Then I'd suggest getting help from someone with experience should it become necessary. Adding a header is simple enough, but it's probably better to play with a cheaper board first.
Lots of stuff I've never considered using, so I wouldn't know. Voice? CoS? Who cares? But all the important managed switch features are there. And much more, since you can run anything you want. Well, almost. It's not a very powerful device. After all it's only a switch
As a sidenote: The top image in the Wiki was of the unsupported/unsupportable V2 revision with "ProSafe" branding and a "factory defaults" button on the front right -- the V3 has neither. I fixed that now to prevent mixups.
(Also thanks to @tmomas -- who apparantly doesn't sleep nor rest to keep the Wiki and the Forum in line -- for fixing up some media file shenanigans.)
IMNSHO: For signal wires just treat holes as solder points, add some fresh solder and tag on the wires.
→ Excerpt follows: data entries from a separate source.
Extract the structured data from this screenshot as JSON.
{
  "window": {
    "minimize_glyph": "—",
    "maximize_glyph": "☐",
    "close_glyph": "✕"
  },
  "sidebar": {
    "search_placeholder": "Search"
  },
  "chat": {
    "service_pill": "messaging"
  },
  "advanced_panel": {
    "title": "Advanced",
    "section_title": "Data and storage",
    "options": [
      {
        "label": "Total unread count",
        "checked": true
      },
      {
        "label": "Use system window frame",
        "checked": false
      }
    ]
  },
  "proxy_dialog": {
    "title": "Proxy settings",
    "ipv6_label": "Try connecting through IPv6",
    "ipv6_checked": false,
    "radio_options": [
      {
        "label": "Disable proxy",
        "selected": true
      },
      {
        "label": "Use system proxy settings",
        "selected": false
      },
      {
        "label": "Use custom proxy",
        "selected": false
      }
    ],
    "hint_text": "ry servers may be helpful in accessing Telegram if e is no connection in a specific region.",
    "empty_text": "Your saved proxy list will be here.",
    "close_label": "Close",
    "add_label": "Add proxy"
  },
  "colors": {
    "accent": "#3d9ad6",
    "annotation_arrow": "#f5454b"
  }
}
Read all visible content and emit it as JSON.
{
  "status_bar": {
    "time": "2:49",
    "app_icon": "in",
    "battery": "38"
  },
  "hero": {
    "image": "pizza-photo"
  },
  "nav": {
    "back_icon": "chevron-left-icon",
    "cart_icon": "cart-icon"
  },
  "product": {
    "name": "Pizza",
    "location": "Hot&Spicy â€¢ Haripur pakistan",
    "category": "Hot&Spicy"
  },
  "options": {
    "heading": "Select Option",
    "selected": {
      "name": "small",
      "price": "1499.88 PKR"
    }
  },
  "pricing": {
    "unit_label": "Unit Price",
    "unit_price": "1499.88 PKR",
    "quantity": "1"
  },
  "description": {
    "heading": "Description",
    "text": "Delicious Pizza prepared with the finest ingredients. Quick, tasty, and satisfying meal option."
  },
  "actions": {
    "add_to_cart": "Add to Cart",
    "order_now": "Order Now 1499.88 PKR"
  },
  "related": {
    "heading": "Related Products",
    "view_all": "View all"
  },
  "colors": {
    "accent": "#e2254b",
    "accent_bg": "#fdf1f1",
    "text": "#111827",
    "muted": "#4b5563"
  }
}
That's plenty strong for signal wires as long as you're not using them to hang the device from the ceiling. Going into the holes is really only needed if you want or need to insert header pins.
I bought a Zyxel SG1200-8 port smart switch from Amazon to get access to VLAN100 on the SG108Tv3.
It took a day of playing on the Zyxel SG1200-8 to chart out how to talk to a VLAN on a PVID access port.
I found out that a router loaded with Openwrt could do the same thing, if the router had a cooperating switch built in.
To be safe, like bmork, I soldered in 3 Berg pins into the SG108Tv3; it took an hour, even with the photo from https://openwrt.org/toh/netgear/netgear_gs108t_v3.
I had to scrape off solder flux and check for solder bridges around the dense pcb.
After soldering, I added the wire colors to the table as follows:
I can't remember, so follow bmork's advice and use the initramfs image.
I didn't have to block 220.127.116.11, because I used a 2nd (USB) adaptor set to 192.168.0.32 to the switch at 192.168.0.239 which blocked internet access.
Just to state the (hopefully) obvious, never rely on wire colours - while there are some customary choices around them, they're not standardized and may differ between vendors. Always make sure to confirm the actual allocation before. While you can (and often need to-) switch rx/ tx around, misplacing GND or Vcc can do real damage.
I never use Vcc. GND can be found with an ohmeter. Knowing rx of the USB probe, I swap rx and tx around until I see output, then connect tx to the pcb. The C50v4 refuses to boot if rx and tx are reversed.
Followed the instructions in the wiki and ended up with a soft brick. I then tried to solder a header without having proper de-soldering tools at hand, and messed up one of the holes. Sure, the latter is on me, but the former warrants the warning in the wiki, imo.
This is to encourage others that might be undecided:
I also got myself such a switch now and can confirm that flashing succeeds just via Webinterface and without registration. I attached the switch to just a computer, no DHCP and no access to the Internet for the device.
The serial port was NOT necessary in my case. As always you should be aware that this MIGHT be needed if anything fails, but it is not a hard requirement anymore.